Peats used in agriculture are highly decomposed, with pH > 4 and ash content not greater than 25 %, and in horticulture high quality, with ash content not greater than 15 % and less advanced decay of organic matter. Moreover, mixtures of peat and mineral matter (mixtures of peat and mineral fertilizers and microelements) are used in agriculture and horticulture.
Peats used in medicine are therapeutical muds which have to be clean microbiologically, with high content of active organic compounds, advanced decay of organic matter, smooth mud consistency, moisture content over 75 % and should not be affected by freezing and defreezing.
There are most important peat deposits (with muds marked out) presented on the map.

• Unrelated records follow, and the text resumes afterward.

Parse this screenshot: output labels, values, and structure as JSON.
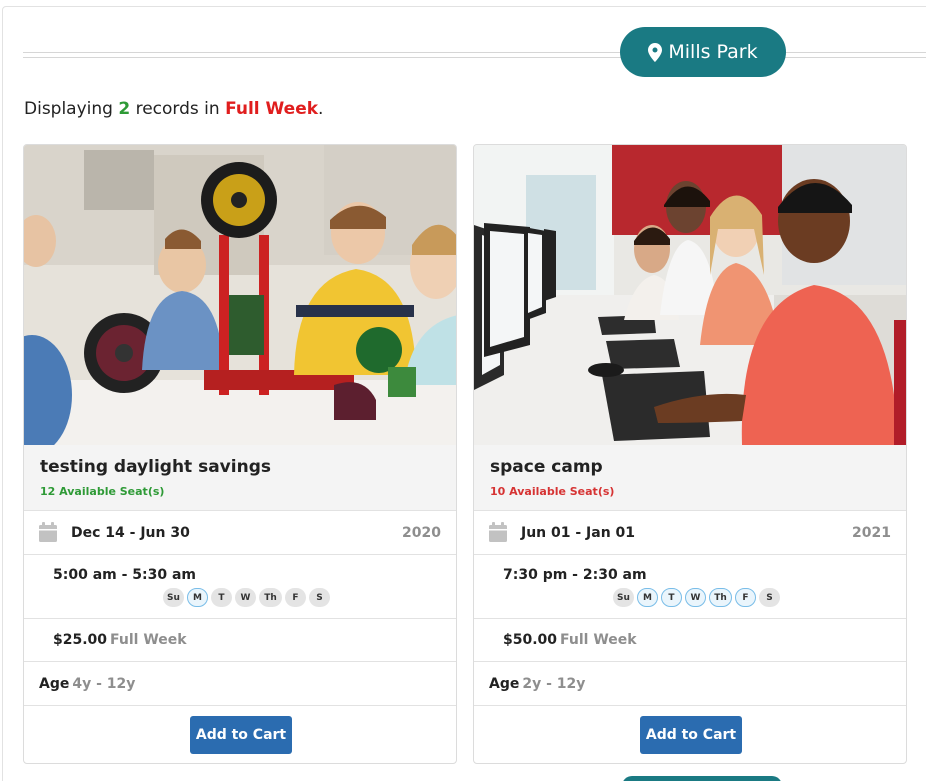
{
  "location": {
    "name": "Mills Park",
    "icon": "map-pin-icon"
  },
  "summary": {
    "prefix": "Displaying",
    "count": "2",
    "middle": "records in",
    "week": "Full Week",
    "suffix": "."
  },
  "colors": {
    "teal": "#1a7a83",
    "green": "#2e9a36",
    "red": "#e01e1e",
    "button_blue": "#2b6cb0"
  },
  "programs": [
    {
      "title": "testing daylight savings",
      "seats": "12 Available Seat(s)",
      "seats_status": "green",
      "date_range": "Dec 14 - Jun 30",
      "year": "2020",
      "time_range": "5:00 am - 5:30 am",
      "days": [
        {
          "label": "Su",
          "active": false
        },
        {
          "label": "M",
          "active": true
        },
        {
          "label": "T",
          "active": false
        },
        {
          "label": "W",
          "active": false
        },
        {
          "label": "Th",
          "active": false
        },
        {
          "label": "F",
          "active": false
        },
        {
          "label": "S",
          "active": false
        }
      ],
      "price": "$25.00",
      "price_unit": "Full Week",
      "age_label": "Age",
      "age_range": "4y - 12y",
      "button": "Add to Cart"
    },
    {
      "title": "space camp",
      "seats": "10 Available Seat(s)",
      "seats_status": "red",
      "date_range": "Jun 01 - Jan 01",
      "year": "2021",
      "time_range": "7:30 pm - 2:30 am",
      "days": [
        {
          "label": "Su",
          "active": false
        },
        {
          "label": "M",
          "active": true
        },
        {
          "label": "T",
          "active": true
        },
        {
          "label": "W",
          "active": true
        },
        {
          "label": "Th",
          "active": true
        },
        {
          "label": "F",
          "active": true
        },
        {
          "label": "S",
          "active": false
        }
      ],
      "price": "$50.00",
      "price_unit": "Full Week",
      "age_label": "Age",
      "age_range": "2y - 12y",
      "button": "Add to Cart"
    }
  ]
}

In 2010, anticipated resources of peat were estimated at 76.32 million tonnes, increasing by about 0.64 million tonnes in relation to the previous year. Increase of the resources in result of exploration of new deposits turned to be big enough to counterbalance exploitation steadily growing in the last years. According to data provided by operators, production of peat was equal 985.46 thousand tonnes in 2010.
Table 1 shows resources and the current state of exploration and development of peat deposits.

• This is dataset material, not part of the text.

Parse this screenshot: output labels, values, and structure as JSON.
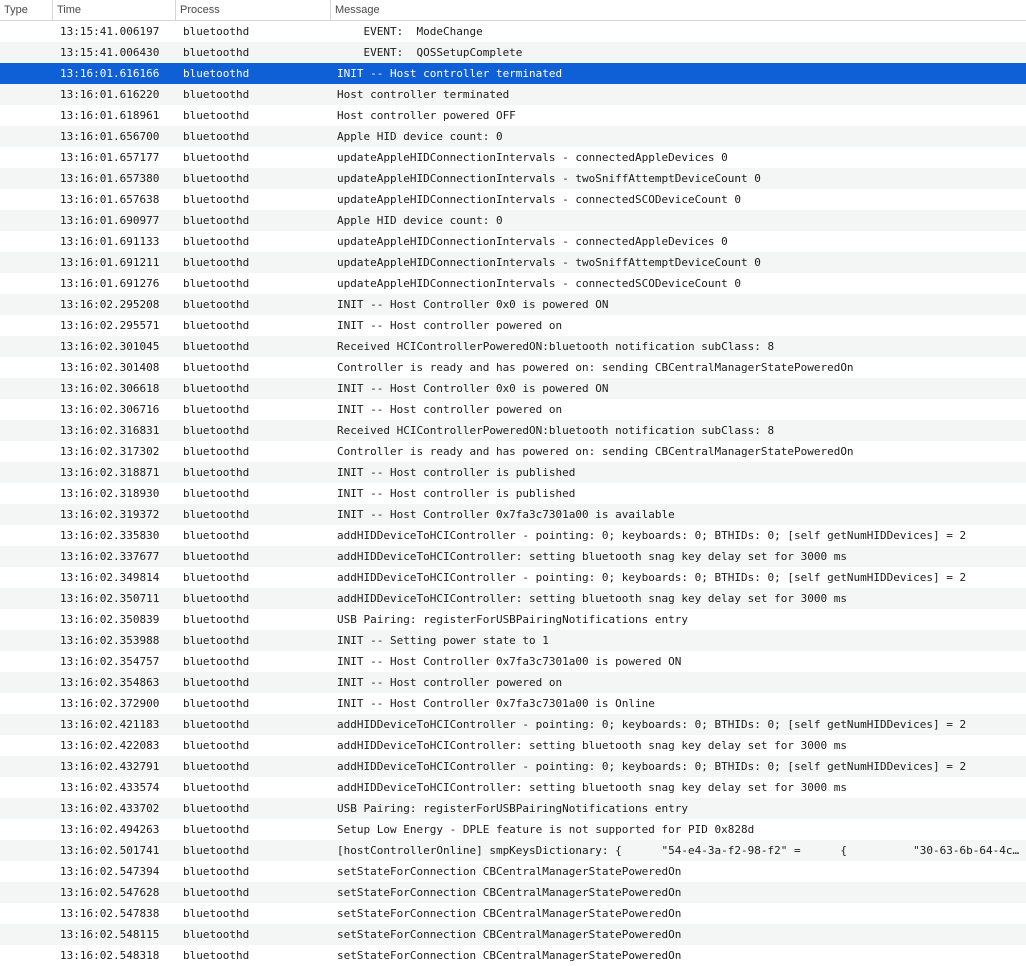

Overall international trade in peat and peat products is small. In 2010 import of peat increased in comparison with the previous year by 47.33 thousand tonnes and amounted to 211.7 thousand tonnes (with the value of PLN 51.5 million) whereas the export of peat slightly decreased (by 7.28 thousand tonnes) and amounted to 44.43 thousand tonnes (with the value of PLN 19,98 million).
Table 2 shows Polish import and export of these commodities.
- B - for solid minerals - mine in building process, for fuels - prepared for exploitation or trial period of the exploitation
- E - exploited
- G - underground natural gas storage facilities
- M - deposit crossed out of the annual report of mineral resources during analized period
- P - deposit covered by preliminary exploration (in C2+D category, for fuels – in C category)
- R - deposit covered by detailed exploration (in A+B+C1 category, for fuels – in A+B category)
- Z - abandoned deposit
- T - deposit exploited temporarily
- K - change of the raw material in deposit
Prepared by: Janina Dyląg, Agnieszka Wosińska